BC (before children) you might have thought nothing of using oven cleaner or dishwasher tablets. You are ‘cleaning’ not handling indoor pollutants. But the reality is that on a daily basis we use poisons and toxic products and when a baby arrives in the house, we need to see them as potential risks.
How common is childhood injury from indoor pollutants?
For young children (0-4 years) exposure to the environment is one of the top 10 causes of injury that results in transportation to hospital by ambulance. A quarter of non-medicinal poisonings treated in hospital emergency departments are from household cleaners such as soap, detergent, dishwasher detergent, bleach and other caustic substances.
Other chemicals often involved in poisoning include petrol, paint/paint thinner, essential/fragrant oil, vaporiser liquid, moth repellant, pesticide/insecticide/herbicide, rat poison, glue/adhesive and paints/dyes.
How are children exposed to indoor pollutants?
While immediate poisoning can occur, children are most often exposed to pesticides and household chemicals in low doses over long periods of time.
Household testing found that contaminate concentrations in the child breathing zone (25cm above the floor) were five to 10 times higher than in the adult zone (100-150cm above the floor). Therefore, children are exposed to a greater amount of contaminates than adults.
The main exposure pathways are:
• Ingestion – swallowing
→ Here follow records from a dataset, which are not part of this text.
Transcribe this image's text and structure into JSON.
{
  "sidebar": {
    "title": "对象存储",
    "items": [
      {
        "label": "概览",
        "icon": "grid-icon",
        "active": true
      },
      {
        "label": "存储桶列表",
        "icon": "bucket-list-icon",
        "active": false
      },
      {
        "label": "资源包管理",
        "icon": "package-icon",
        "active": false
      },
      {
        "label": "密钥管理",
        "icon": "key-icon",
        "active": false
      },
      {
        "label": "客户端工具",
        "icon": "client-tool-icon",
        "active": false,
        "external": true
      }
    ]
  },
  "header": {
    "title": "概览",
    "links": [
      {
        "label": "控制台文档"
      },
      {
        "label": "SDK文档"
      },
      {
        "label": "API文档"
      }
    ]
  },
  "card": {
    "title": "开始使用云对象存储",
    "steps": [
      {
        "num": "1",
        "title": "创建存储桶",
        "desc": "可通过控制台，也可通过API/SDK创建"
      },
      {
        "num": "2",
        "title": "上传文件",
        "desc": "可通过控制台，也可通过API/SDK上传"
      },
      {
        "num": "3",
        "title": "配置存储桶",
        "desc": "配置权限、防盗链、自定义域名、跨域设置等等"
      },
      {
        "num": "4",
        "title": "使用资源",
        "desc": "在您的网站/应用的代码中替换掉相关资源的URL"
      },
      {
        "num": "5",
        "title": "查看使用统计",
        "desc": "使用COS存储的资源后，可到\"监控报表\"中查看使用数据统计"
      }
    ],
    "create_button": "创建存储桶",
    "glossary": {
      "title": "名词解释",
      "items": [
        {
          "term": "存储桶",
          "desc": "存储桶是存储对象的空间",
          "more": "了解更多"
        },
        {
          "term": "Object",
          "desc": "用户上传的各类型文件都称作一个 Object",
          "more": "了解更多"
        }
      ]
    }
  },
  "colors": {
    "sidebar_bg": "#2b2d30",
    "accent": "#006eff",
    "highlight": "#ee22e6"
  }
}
• Inhalation – breathing
• Dermal contact – touching.
Unique exposure pathways are:
• In the womb, toxic agents can cross the placenta.
• Pollutants can pass into a mother’s milk
• Specific behaviour according to age group or circumstance, for example, crawling.
What are the health effects of babies being exposed to indoor pollutants?
Major lung development in children occurs before birth, in the first one to two years after birth and then continues until five to eight years of age. Inhalation of chemicals from the household environment can have both long and short-term consequences on children’s health.
Asthma, chronic bronchitis and some cancers are linked to exposures to air pollutants early in life. Wheezing and asthma are more common in children whose mothers used more cleaners and household chemicals during pregnancy.
Children have a higher risk of exposure to household chemicals because they crawl, play close to the floor, put objects in their mouth, touch everything and put their hands in their mouth.
How do I prevent exposure to indoor pollutants?
Be aware of your environment even before your child is born and look for non-toxic alternatives. Once the child is born, limit your child’s contact with and access to cleaning products.
- Seek non-toxic cleaning solutions like bi-carb soda and white vinegar instead of bleach.
- Always wash fruit and vegetables to remove chemicals.
- Wash hands regularly and wipe down surfaces and toys with non-toxic cleaning products.
Remember: Children are not little adults and have a much higher rate of absorption of chemicals and allergens through inhalation than adults.
- During any home renovations, ensure there is proper ventilation
- Avoid burning mosquito coils and the use of insecticides and pesticides inside the home
- Ensure your home is adequately ventilated and air-conditioning systems are kept clean
- Make sure mattresses, bedding, carpets and upholstered furniture are clean and dry to limit the growth of dust mites, fungi and bacteria.
Need some advice?
Kidsafe Qld’s mission is to provide evidence-based practical advice to empower parents and caregivers to make informed choices to prevent childhood injuries. We are at your service and welcome any questions you might have around injury prevention and keeping kids safe at home, on the road and at play.
Call Kidsafe Qld: 3854 1829